● **WORK ITEM**: Scan the data below and report how many lines include the word "value". Nothing else is wanted.

-- RECORDED DATA follows --

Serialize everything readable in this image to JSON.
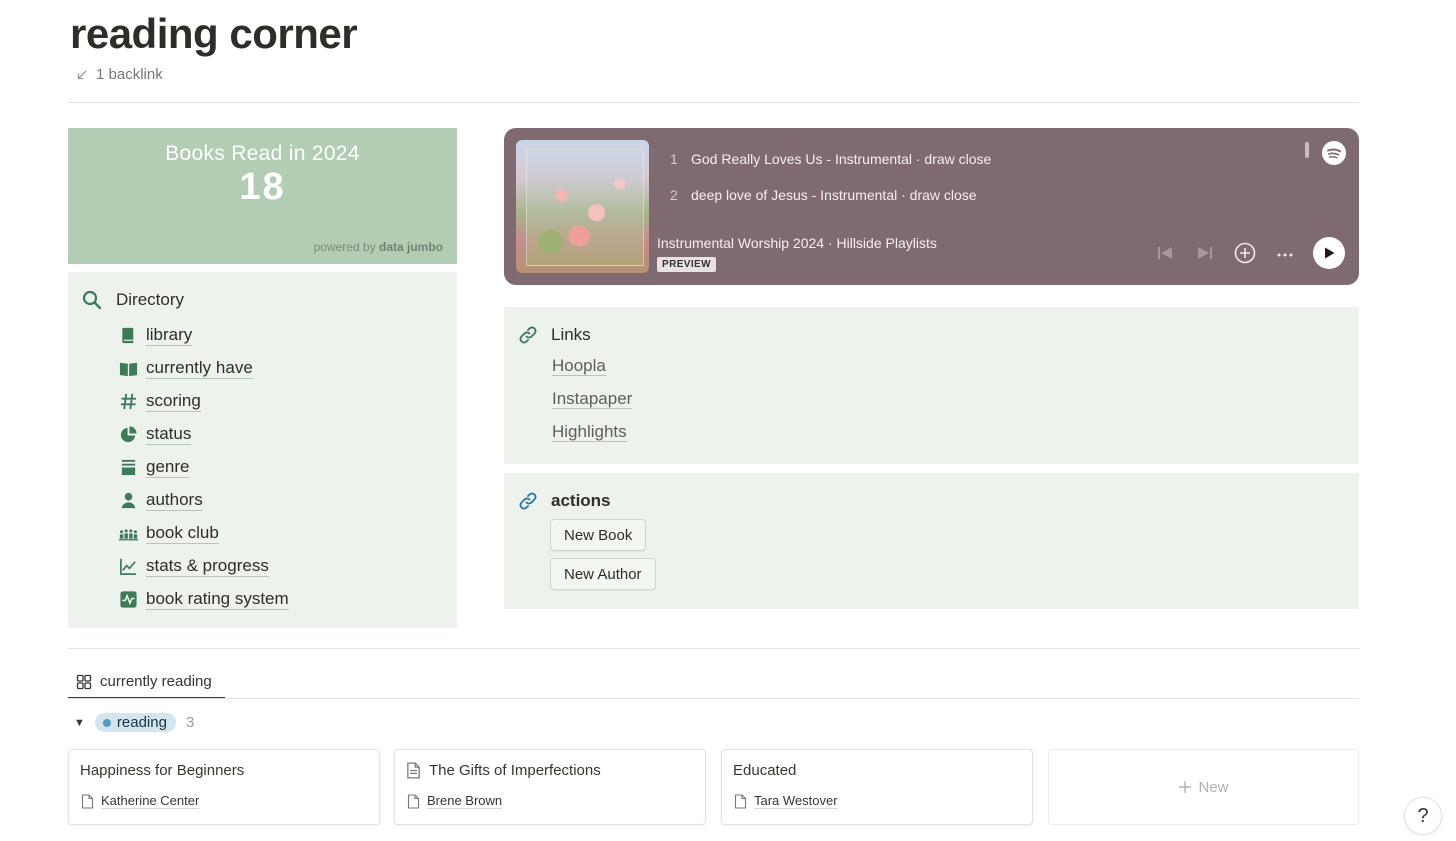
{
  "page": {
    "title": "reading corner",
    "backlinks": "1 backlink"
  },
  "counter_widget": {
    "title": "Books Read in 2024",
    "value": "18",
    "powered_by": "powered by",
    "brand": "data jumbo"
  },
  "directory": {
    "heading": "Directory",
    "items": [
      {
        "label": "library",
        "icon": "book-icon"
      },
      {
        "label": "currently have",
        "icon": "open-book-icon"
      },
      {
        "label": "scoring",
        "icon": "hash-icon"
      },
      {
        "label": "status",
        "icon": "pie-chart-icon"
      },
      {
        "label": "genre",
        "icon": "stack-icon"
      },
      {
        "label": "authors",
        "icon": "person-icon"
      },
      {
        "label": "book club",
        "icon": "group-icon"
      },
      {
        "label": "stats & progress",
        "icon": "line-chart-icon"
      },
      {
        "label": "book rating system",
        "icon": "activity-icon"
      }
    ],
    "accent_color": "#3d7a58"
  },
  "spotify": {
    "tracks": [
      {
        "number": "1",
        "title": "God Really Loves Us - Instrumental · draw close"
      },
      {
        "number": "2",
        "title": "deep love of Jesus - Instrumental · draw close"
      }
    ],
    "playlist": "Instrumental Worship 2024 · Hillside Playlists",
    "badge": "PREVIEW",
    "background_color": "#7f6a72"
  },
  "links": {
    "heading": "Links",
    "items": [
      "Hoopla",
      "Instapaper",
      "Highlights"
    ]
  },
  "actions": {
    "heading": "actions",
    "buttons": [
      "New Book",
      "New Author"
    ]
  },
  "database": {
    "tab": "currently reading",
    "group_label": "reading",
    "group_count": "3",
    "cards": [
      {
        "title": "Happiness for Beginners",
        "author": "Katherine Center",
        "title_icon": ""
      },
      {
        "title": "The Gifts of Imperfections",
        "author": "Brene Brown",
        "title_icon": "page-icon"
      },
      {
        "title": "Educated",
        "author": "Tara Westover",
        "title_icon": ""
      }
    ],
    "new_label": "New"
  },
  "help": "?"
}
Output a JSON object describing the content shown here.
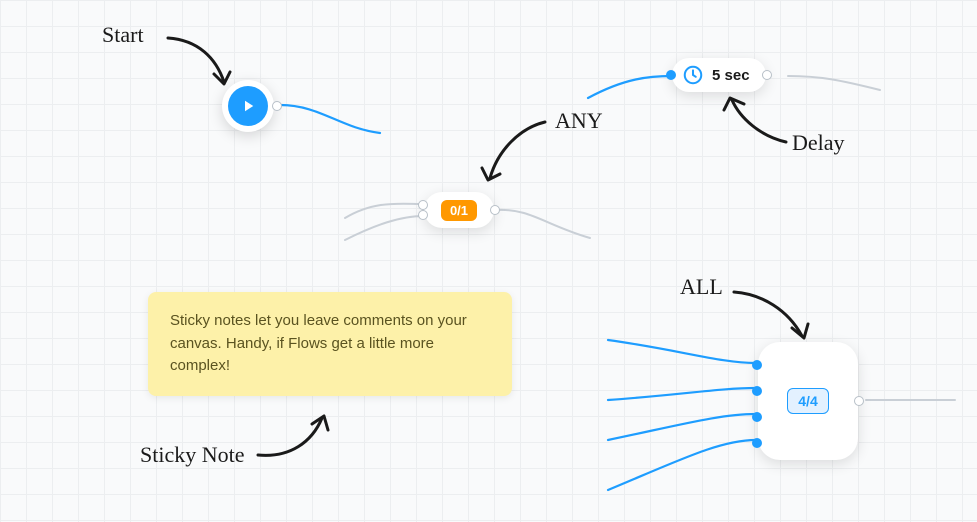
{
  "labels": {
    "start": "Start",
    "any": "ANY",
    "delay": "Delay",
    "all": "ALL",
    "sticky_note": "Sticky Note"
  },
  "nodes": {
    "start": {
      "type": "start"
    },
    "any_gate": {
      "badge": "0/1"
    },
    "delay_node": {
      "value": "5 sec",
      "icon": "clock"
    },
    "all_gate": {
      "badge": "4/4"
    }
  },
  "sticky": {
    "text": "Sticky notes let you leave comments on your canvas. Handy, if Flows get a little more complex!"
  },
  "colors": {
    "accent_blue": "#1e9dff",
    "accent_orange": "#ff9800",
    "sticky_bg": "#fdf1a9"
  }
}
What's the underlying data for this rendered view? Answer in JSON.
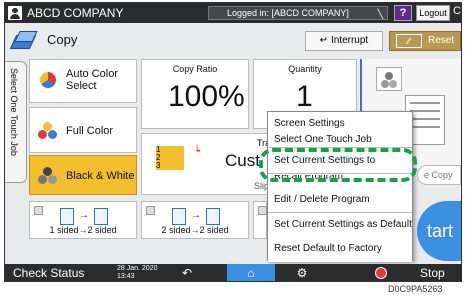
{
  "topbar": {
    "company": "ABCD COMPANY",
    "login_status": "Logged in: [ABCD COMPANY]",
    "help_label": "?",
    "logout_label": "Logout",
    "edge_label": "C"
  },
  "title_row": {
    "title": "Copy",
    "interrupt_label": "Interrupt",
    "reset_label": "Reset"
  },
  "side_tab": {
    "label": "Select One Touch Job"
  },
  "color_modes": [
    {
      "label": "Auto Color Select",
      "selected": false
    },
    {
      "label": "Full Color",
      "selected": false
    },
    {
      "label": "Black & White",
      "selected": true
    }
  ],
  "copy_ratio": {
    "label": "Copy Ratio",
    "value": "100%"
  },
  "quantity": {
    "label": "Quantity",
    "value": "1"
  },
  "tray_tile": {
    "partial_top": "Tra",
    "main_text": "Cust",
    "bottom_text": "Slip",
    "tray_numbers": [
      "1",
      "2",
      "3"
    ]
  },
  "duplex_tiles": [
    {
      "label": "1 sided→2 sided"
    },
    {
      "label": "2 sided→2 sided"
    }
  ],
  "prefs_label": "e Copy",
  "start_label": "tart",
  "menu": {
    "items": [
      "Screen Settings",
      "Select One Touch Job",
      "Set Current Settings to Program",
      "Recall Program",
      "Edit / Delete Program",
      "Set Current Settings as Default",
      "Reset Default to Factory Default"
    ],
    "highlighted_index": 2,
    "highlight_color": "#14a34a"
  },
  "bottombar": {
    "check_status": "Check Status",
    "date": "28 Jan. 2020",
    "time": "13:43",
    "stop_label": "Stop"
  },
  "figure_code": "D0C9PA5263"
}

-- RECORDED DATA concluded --
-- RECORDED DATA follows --

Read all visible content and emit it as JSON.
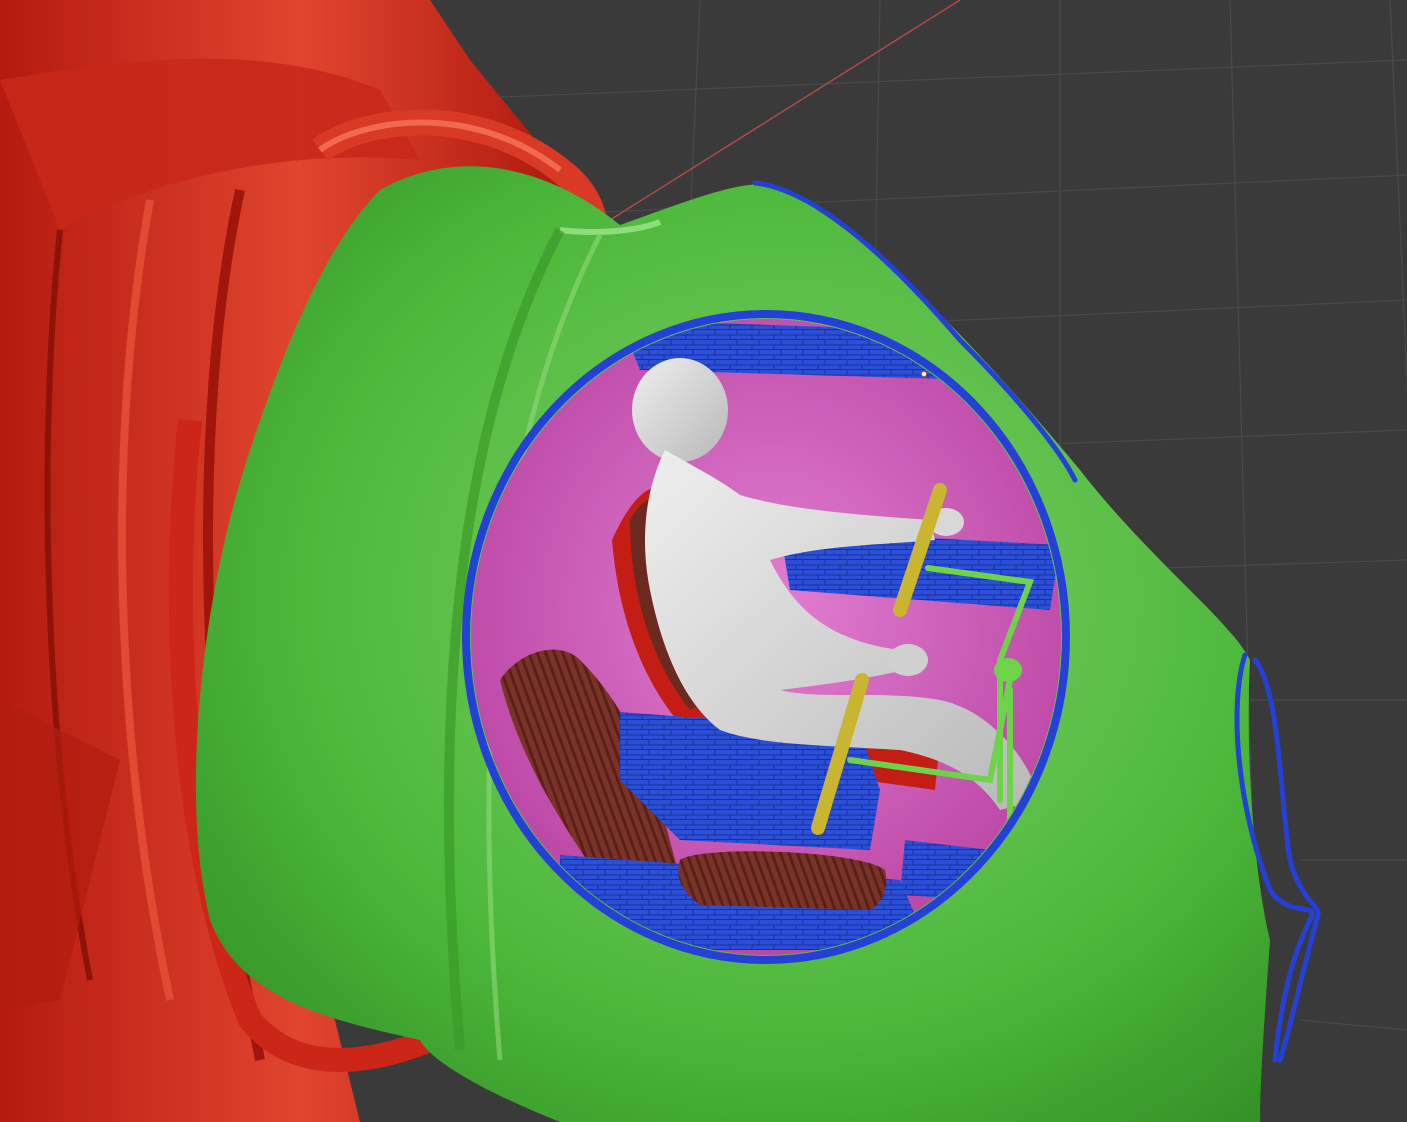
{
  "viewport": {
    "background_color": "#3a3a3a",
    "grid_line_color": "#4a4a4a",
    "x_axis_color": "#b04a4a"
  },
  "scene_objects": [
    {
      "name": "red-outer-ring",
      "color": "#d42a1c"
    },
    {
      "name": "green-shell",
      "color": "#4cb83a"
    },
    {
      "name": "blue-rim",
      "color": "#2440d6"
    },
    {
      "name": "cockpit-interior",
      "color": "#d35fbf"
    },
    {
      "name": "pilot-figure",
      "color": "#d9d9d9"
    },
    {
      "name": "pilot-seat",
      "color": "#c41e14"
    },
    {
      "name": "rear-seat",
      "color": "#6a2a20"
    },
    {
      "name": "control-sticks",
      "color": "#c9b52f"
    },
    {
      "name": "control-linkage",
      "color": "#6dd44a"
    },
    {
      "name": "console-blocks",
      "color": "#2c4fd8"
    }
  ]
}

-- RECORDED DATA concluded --

● **RESULT BELOW**: 4